The answer must be every line from the entries below that includes "Company".

─── ENTRIES SUPPLIED

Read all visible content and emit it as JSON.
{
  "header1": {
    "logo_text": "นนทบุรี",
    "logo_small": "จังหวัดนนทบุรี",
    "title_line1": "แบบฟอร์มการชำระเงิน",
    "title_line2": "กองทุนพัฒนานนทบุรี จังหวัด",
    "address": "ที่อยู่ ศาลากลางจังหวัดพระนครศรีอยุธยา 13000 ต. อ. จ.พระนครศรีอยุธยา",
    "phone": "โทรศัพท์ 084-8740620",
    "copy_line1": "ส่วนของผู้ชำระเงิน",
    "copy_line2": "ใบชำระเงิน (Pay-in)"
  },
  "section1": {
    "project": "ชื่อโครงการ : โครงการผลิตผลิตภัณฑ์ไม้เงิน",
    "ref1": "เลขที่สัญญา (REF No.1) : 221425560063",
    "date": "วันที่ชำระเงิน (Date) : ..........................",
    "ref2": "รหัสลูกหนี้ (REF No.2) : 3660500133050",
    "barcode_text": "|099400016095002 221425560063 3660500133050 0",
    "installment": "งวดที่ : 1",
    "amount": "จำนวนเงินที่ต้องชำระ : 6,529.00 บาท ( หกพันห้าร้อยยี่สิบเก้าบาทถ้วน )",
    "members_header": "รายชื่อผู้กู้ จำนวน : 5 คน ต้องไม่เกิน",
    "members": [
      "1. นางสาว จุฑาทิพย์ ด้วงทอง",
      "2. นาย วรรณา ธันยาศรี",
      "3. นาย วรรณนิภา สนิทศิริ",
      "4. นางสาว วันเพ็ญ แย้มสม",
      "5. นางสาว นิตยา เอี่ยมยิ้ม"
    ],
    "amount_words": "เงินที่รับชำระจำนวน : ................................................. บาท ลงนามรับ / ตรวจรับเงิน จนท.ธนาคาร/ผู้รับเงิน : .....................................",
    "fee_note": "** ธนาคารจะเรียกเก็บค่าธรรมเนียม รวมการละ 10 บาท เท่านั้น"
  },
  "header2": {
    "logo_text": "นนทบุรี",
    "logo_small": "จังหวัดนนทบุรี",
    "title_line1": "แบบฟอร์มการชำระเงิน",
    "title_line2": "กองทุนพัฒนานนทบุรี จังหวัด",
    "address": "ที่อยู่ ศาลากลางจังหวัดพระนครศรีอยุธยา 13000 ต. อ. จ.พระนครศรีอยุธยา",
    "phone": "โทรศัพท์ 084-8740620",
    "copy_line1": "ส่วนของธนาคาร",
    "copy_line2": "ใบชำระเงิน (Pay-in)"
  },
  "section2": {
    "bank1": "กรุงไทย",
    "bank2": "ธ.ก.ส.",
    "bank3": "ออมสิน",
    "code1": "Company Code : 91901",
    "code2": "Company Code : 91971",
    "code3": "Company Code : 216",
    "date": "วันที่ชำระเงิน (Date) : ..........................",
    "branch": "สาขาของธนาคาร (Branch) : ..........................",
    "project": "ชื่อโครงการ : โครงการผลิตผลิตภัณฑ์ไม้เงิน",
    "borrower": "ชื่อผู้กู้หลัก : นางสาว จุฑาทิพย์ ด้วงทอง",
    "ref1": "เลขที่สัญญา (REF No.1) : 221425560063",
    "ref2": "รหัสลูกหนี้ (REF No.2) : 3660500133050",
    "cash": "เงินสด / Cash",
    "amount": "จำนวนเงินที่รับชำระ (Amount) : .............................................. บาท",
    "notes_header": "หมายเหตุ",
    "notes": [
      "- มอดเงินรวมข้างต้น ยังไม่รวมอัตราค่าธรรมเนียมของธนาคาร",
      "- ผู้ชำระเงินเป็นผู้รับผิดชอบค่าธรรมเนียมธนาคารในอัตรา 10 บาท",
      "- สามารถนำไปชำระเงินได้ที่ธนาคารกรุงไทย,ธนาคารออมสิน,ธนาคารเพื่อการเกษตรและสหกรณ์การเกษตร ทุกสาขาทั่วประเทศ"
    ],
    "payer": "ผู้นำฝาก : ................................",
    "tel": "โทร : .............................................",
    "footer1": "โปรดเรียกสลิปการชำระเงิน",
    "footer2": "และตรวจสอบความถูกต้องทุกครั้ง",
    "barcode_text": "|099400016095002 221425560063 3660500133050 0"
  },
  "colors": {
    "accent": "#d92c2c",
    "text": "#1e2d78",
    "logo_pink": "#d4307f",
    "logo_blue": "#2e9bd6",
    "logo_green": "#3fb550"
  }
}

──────

_SOLUTION TO THIS PROBLEM_:
    "code1": "Company Code : 91901",
    "code2": "Company Code : 91971",
    "code3": "Company Code : 216",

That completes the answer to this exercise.